(DATA LISTING)
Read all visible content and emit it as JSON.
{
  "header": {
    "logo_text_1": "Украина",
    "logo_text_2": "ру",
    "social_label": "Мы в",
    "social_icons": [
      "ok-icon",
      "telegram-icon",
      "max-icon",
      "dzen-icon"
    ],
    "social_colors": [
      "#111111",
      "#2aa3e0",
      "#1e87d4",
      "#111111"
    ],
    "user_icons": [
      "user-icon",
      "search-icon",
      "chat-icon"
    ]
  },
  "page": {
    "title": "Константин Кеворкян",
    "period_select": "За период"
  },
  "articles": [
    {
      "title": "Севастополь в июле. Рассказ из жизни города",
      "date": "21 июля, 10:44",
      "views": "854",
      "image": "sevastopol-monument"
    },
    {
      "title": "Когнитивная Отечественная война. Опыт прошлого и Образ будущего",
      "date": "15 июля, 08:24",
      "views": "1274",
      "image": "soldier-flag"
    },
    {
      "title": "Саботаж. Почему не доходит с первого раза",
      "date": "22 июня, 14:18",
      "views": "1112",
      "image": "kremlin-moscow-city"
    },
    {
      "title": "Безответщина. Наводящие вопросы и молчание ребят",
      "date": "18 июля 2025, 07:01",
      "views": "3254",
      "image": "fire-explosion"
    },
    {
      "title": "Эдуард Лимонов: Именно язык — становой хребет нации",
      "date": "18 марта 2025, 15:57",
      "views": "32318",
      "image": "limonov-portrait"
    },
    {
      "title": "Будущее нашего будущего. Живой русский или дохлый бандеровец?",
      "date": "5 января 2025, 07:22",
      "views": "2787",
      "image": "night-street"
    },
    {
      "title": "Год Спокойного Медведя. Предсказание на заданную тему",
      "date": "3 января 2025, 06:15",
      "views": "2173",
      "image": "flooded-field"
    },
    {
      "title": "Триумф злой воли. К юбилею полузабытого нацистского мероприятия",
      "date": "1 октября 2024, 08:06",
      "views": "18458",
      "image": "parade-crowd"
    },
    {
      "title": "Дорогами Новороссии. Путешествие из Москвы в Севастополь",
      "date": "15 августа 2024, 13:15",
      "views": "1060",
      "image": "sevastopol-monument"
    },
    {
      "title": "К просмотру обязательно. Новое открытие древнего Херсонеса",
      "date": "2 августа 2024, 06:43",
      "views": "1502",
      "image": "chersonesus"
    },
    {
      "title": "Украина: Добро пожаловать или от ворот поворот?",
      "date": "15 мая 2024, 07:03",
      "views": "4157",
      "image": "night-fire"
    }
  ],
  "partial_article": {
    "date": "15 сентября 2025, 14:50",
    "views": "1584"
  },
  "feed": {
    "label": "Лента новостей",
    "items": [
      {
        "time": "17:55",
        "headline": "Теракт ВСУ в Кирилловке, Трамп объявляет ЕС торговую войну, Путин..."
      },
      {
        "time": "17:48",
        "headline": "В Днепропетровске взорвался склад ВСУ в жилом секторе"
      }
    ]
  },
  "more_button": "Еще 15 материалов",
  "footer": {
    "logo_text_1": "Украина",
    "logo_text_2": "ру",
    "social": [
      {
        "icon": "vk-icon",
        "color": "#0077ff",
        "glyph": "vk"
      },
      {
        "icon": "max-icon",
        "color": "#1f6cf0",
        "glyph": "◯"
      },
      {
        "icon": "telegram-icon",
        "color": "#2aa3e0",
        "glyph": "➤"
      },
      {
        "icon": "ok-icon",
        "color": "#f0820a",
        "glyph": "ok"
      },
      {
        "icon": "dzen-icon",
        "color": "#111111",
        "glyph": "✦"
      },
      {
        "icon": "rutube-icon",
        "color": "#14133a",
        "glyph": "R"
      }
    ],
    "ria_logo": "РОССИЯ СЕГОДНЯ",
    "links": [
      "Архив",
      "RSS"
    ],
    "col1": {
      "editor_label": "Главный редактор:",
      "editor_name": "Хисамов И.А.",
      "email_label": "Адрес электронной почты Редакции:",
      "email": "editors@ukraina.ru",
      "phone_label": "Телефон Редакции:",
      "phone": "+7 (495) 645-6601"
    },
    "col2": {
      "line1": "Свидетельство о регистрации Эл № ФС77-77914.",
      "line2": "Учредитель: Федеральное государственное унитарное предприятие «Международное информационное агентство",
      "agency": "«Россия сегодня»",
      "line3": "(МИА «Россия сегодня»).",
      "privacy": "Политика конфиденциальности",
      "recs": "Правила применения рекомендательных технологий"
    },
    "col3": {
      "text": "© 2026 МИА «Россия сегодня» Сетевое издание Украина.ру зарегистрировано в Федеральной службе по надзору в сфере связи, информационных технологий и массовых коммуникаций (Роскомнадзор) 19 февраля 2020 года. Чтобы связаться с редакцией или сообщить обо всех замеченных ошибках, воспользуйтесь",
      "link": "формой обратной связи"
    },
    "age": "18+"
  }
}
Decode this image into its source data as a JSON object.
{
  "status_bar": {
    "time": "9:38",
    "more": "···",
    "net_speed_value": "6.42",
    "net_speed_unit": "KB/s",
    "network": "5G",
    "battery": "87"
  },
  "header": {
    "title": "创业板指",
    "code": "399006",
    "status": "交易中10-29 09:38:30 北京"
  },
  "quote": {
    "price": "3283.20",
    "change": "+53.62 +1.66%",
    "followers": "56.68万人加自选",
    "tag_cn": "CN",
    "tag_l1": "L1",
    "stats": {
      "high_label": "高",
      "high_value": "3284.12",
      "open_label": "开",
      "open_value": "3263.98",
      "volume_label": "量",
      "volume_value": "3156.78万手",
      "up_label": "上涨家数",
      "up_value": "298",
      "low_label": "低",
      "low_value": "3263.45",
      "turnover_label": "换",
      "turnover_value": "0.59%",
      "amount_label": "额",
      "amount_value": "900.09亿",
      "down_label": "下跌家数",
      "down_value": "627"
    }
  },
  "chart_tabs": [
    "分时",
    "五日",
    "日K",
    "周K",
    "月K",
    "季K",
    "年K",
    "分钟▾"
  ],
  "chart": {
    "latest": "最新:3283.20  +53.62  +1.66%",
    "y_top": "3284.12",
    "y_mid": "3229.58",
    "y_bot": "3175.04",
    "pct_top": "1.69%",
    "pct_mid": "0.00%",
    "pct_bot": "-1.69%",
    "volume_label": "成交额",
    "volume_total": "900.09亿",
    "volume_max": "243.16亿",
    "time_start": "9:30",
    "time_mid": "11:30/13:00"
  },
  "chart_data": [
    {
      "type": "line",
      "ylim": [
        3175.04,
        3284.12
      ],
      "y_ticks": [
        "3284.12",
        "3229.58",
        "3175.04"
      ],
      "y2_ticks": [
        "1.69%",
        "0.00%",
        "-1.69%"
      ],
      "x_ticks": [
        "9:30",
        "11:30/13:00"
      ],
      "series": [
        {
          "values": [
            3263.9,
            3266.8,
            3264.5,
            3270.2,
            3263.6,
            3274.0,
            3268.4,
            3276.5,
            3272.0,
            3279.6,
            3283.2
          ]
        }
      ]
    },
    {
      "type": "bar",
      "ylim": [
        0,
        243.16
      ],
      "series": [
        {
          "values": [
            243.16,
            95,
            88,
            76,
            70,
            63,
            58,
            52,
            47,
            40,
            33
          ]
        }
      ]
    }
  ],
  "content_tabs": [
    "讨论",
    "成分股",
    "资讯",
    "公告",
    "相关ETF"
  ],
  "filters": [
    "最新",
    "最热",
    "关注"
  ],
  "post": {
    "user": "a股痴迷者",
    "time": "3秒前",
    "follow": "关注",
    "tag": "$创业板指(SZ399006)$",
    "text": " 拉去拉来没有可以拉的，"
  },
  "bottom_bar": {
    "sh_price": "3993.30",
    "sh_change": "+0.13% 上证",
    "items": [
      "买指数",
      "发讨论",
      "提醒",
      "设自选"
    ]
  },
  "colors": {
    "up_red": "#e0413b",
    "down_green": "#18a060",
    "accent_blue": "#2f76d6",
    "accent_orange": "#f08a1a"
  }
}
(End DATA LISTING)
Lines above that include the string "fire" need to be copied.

      "image": "fire-explosion"
      "image": "night-fire"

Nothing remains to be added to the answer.